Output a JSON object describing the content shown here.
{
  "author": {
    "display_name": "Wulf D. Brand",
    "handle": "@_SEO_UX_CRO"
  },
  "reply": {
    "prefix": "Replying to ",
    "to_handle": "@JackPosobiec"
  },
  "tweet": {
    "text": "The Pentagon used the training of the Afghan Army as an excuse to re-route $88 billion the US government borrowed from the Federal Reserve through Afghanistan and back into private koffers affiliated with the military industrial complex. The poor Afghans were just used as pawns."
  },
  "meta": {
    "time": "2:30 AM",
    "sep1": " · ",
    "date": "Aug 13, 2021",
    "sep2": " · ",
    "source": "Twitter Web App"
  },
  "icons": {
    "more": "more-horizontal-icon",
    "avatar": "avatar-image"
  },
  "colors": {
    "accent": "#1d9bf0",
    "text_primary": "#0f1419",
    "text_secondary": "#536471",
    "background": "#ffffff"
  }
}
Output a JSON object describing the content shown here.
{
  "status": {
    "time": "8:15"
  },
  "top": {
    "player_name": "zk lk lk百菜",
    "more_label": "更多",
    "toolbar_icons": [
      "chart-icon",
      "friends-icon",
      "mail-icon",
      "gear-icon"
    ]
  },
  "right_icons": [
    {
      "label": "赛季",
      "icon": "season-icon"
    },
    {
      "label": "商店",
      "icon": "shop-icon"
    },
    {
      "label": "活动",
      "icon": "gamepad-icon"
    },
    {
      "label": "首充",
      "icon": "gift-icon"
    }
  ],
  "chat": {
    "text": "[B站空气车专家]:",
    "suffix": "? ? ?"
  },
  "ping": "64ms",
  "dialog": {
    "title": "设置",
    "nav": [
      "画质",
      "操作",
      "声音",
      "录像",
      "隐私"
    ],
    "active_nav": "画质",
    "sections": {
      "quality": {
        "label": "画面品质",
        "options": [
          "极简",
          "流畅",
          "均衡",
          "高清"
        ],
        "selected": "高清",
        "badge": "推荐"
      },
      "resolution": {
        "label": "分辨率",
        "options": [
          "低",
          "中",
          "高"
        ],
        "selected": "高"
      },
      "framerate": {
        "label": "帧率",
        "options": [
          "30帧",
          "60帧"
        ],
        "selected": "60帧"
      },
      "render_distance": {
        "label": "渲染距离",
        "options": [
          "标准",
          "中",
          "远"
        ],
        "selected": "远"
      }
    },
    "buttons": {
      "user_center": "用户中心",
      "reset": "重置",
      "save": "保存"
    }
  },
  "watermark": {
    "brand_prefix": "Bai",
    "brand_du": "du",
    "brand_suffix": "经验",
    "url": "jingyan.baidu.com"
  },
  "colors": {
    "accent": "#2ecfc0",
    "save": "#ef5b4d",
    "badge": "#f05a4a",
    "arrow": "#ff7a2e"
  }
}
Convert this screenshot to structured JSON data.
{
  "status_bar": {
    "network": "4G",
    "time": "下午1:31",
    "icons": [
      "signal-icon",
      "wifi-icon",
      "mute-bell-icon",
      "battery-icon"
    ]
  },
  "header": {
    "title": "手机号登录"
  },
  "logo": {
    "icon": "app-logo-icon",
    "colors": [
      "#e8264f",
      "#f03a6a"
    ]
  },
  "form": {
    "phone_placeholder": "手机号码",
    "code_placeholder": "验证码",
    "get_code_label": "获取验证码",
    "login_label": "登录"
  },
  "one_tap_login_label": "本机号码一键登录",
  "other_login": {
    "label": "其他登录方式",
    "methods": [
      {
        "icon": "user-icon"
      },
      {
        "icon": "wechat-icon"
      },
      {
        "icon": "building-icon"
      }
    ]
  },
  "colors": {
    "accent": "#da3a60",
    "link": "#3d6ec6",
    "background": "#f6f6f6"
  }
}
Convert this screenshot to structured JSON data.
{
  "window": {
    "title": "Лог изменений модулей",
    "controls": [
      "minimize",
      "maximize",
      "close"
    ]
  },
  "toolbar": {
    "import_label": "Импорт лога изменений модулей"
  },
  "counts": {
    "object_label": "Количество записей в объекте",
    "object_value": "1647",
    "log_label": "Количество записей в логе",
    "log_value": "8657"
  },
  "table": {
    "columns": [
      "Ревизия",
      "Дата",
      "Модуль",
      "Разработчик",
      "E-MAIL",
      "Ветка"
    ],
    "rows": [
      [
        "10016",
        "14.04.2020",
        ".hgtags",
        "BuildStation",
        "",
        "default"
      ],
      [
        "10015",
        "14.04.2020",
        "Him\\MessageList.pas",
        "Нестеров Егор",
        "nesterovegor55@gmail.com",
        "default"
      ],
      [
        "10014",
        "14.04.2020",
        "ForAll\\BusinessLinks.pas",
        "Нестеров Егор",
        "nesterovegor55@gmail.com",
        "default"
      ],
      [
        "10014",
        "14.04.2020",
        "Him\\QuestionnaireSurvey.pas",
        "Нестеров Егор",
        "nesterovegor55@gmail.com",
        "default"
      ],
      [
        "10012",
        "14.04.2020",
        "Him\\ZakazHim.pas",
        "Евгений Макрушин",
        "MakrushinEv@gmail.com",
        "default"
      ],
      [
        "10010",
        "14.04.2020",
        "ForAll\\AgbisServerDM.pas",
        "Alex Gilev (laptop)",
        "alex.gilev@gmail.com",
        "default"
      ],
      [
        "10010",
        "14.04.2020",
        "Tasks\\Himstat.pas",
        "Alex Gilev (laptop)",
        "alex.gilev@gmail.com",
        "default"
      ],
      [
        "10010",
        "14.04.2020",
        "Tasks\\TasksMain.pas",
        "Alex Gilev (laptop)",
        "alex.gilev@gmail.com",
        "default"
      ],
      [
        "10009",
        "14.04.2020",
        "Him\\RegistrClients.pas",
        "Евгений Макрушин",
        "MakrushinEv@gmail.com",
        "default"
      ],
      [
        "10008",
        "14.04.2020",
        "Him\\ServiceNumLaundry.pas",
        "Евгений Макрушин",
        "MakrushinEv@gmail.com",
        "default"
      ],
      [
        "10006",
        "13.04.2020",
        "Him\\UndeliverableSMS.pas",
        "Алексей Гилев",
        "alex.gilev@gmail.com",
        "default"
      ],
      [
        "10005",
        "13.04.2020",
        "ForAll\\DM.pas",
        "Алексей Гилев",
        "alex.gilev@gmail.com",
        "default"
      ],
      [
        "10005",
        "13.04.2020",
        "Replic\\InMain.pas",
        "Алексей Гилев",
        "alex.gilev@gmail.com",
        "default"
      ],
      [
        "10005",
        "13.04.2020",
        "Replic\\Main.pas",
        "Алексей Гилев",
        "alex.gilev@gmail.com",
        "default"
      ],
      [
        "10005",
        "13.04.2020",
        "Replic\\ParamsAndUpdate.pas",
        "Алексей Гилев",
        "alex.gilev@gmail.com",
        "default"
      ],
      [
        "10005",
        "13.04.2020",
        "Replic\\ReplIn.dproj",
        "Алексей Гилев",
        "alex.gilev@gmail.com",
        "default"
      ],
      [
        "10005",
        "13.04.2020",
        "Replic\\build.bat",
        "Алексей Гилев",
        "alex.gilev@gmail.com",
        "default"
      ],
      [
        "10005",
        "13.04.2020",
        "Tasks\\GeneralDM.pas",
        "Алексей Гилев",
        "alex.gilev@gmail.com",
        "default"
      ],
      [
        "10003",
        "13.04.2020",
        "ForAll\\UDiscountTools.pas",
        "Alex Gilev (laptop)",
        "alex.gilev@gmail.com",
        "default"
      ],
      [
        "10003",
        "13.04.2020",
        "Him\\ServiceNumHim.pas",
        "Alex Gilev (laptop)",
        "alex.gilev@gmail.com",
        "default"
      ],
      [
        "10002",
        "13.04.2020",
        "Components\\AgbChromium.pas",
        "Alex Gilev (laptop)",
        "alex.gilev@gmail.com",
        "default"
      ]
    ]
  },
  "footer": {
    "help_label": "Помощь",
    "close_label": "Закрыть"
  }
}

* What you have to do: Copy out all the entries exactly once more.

* Answer:
Output a JSON object describing the content shown here.
{
  "author": {
    "display_name": "Wulf D. Brand",
    "handle": "@_SEO_UX_CRO"
  },
  "reply": {
    "prefix": "Replying to ",
    "to_handle": "@JackPosobiec"
  },
  "tweet": {
    "text": "The Pentagon used the training of the Afghan Army as an excuse to re-route $88 billion the US government borrowed from the Federal Reserve through Afghanistan and back into private koffers affiliated with the military industrial complex. The poor Afghans were just used as pawns."
  },
  "meta": {
    "time": "2:30 AM",
    "sep1": " · ",
    "date": "Aug 13, 2021",
    "sep2": " · ",
    "source": "Twitter Web App"
  },
  "icons": {
    "more": "more-horizontal-icon",
    "avatar": "avatar-image"
  },
  "colors": {
    "accent": "#1d9bf0",
    "text_primary": "#0f1419",
    "text_secondary": "#536471",
    "background": "#ffffff"
  }
}
Output a JSON object describing the content shown here.
{
  "status": {
    "time": "8:15"
  },
  "top": {
    "player_name": "zk lk lk百菜",
    "more_label": "更多",
    "toolbar_icons": [
      "chart-icon",
      "friends-icon",
      "mail-icon",
      "gear-icon"
    ]
  },
  "right_icons": [
    {
      "label": "赛季",
      "icon": "season-icon"
    },
    {
      "label": "商店",
      "icon": "shop-icon"
    },
    {
      "label": "活动",
      "icon": "gamepad-icon"
    },
    {
      "label": "首充",
      "icon": "gift-icon"
    }
  ],
  "chat": {
    "text": "[B站空气车专家]:",
    "suffix": "? ? ?"
  },
  "ping": "64ms",
  "dialog": {
    "title": "设置",
    "nav": [
      "画质",
      "操作",
      "声音",
      "录像",
      "隐私"
    ],
    "active_nav": "画质",
    "sections": {
      "quality": {
        "label": "画面品质",
        "options": [
          "极简",
          "流畅",
          "均衡",
          "高清"
        ],
        "selected": "高清",
        "badge": "推荐"
      },
      "resolution": {
        "label": "分辨率",
        "options": [
          "低",
          "中",
          "高"
        ],
        "selected": "高"
      },
      "framerate": {
        "label": "帧率",
        "options": [
          "30帧",
          "60帧"
        ],
        "selected": "60帧"
      },
      "render_distance": {
        "label": "渲染距离",
        "options": [
          "标准",
          "中",
          "远"
        ],
        "selected": "远"
      }
    },
    "buttons": {
      "user_center": "用户中心",
      "reset": "重置",
      "save": "保存"
    }
  },
  "watermark": {
    "brand_prefix": "Bai",
    "brand_du": "du",
    "brand_suffix": "经验",
    "url": "jingyan.baidu.com"
  },
  "colors": {
    "accent": "#2ecfc0",
    "save": "#ef5b4d",
    "badge": "#f05a4a",
    "arrow": "#ff7a2e"
  }
}
Convert this screenshot to structured JSON data.
{
  "status_bar": {
    "network": "4G",
    "time": "下午1:31",
    "icons": [
      "signal-icon",
      "wifi-icon",
      "mute-bell-icon",
      "battery-icon"
    ]
  },
  "header": {
    "title": "手机号登录"
  },
  "logo": {
    "icon": "app-logo-icon",
    "colors": [
      "#e8264f",
      "#f03a6a"
    ]
  },
  "form": {
    "phone_placeholder": "手机号码",
    "code_placeholder": "验证码",
    "get_code_label": "获取验证码",
    "login_label": "登录"
  },
  "one_tap_login_label": "本机号码一键登录",
  "other_login": {
    "label": "其他登录方式",
    "methods": [
      {
        "icon": "user-icon"
      },
      {
        "icon": "wechat-icon"
      },
      {
        "icon": "building-icon"
      }
    ]
  },
  "colors": {
    "accent": "#da3a60",
    "link": "#3d6ec6",
    "background": "#f6f6f6"
  }
}
Convert this screenshot to structured JSON data.
{
  "window": {
    "title": "Лог изменений модулей",
    "controls": [
      "minimize",
      "maximize",
      "close"
    ]
  },
  "toolbar": {
    "import_label": "Импорт лога изменений модулей"
  },
  "counts": {
    "object_label": "Количество записей в объекте",
    "object_value": "1647",
    "log_label": "Количество записей в логе",
    "log_value": "8657"
  },
  "table": {
    "columns": [
      "Ревизия",
      "Дата",
      "Модуль",
      "Разработчик",
      "E-MAIL",
      "Ветка"
    ],
    "rows": [
      [
        "10016",
        "14.04.2020",
        ".hgtags",
        "BuildStation",
        "",
        "default"
      ],
      [
        "10015",
        "14.04.2020",
        "Him\\MessageList.pas",
        "Нестеров Егор",
        "nesterovegor55@gmail.com",
        "default"
      ],
      [
        "10014",
        "14.04.2020",
        "ForAll\\BusinessLinks.pas",
        "Нестеров Егор",
        "nesterovegor55@gmail.com",
        "default"
      ],
      [
        "10014",
        "14.04.2020",
        "Him\\QuestionnaireSurvey.pas",
        "Нестеров Егор",
        "nesterovegor55@gmail.com",
        "default"
      ],
      [
        "10012",
        "14.04.2020",
        "Him\\ZakazHim.pas",
        "Евгений Макрушин",
        "MakrushinEv@gmail.com",
        "default"
      ],
      [
        "10010",
        "14.04.2020",
        "ForAll\\AgbisServerDM.pas",
        "Alex Gilev (laptop)",
        "alex.gilev@gmail.com",
        "default"
      ],
      [
        "10010",
        "14.04.2020",
        "Tasks\\Himstat.pas",
        "Alex Gilev (laptop)",
        "alex.gilev@gmail.com",
        "default"
      ],
      [
        "10010",
        "14.04.2020",
        "Tasks\\TasksMain.pas",
        "Alex Gilev (laptop)",
        "alex.gilev@gmail.com",
        "default"
      ],
      [
        "10009",
        "14.04.2020",
        "Him\\RegistrClients.pas",
        "Евгений Макрушин",
        "MakrushinEv@gmail.com",
        "default"
      ],
      [
        "10008",
        "14.04.2020",
        "Him\\ServiceNumLaundry.pas",
        "Евгений Макрушин",
        "MakrushinEv@gmail.com",
        "default"
      ],
      [
        "10006",
        "13.04.2020",
        "Him\\UndeliverableSMS.pas",
        "Алексей Гилев",
        "alex.gilev@gmail.com",
        "default"
      ],
      [
        "10005",
        "13.04.2020",
        "ForAll\\DM.pas",
        "Алексей Гилев",
        "alex.gilev@gmail.com",
        "default"
      ],
      [
        "10005",
        "13.04.2020",
        "Replic\\InMain.pas",
        "Алексей Гилев",
        "alex.gilev@gmail.com",
        "default"
      ],
      [
        "10005",
        "13.04.2020",
        "Replic\\Main.pas",
        "Алексей Гилев",
        "alex.gilev@gmail.com",
        "default"
      ],
      [
        "10005",
        "13.04.2020",
        "Replic\\ParamsAndUpdate.pas",
        "Алексей Гилев",
        "alex.gilev@gmail.com",
        "default"
      ],
      [
        "10005",
        "13.04.2020",
        "Replic\\ReplIn.dproj",
        "Алексей Гилев",
        "alex.gilev@gmail.com",
        "default"
      ],
      [
        "10005",
        "13.04.2020",
        "Replic\\build.bat",
        "Алексей Гилев",
        "alex.gilev@gmail.com",
        "default"
      ],
      [
        "10005",
        "13.04.2020",
        "Tasks\\GeneralDM.pas",
        "Алексей Гилев",
        "alex.gilev@gmail.com",
        "default"
      ],
      [
        "10003",
        "13.04.2020",
        "ForAll\\UDiscountTools.pas",
        "Alex Gilev (laptop)",
        "alex.gilev@gmail.com",
        "default"
      ],
      [
        "10003",
        "13.04.2020",
        "Him\\ServiceNumHim.pas",
        "Alex Gilev (laptop)",
        "alex.gilev@gmail.com",
        "default"
      ],
      [
        "10002",
        "13.04.2020",
        "Components\\AgbChromium.pas",
        "Alex Gilev (laptop)",
        "alex.gilev@gmail.com",
        "default"
      ]
    ]
  },
  "footer": {
    "help_label": "Помощь",
    "close_label": "Закрыть"
  }
}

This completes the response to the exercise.